Entries provided:
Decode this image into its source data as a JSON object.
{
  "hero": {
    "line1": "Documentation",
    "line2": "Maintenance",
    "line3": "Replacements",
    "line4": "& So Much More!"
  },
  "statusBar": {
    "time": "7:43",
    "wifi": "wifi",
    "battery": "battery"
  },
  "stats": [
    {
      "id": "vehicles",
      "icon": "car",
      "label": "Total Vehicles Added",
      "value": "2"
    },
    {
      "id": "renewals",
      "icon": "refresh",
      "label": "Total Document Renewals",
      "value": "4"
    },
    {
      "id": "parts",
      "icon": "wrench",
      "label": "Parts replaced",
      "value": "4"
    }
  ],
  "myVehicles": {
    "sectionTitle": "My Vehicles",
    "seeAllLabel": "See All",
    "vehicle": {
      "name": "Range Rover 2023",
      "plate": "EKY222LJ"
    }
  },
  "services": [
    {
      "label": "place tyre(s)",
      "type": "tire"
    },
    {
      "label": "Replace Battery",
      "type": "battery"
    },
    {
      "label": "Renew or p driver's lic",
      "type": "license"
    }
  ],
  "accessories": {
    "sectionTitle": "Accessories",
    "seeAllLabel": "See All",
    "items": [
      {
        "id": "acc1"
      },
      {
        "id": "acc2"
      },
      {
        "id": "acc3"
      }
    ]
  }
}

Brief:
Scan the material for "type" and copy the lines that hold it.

Written response:
      "type": "tire"
      "type": "battery"
      "type": "license"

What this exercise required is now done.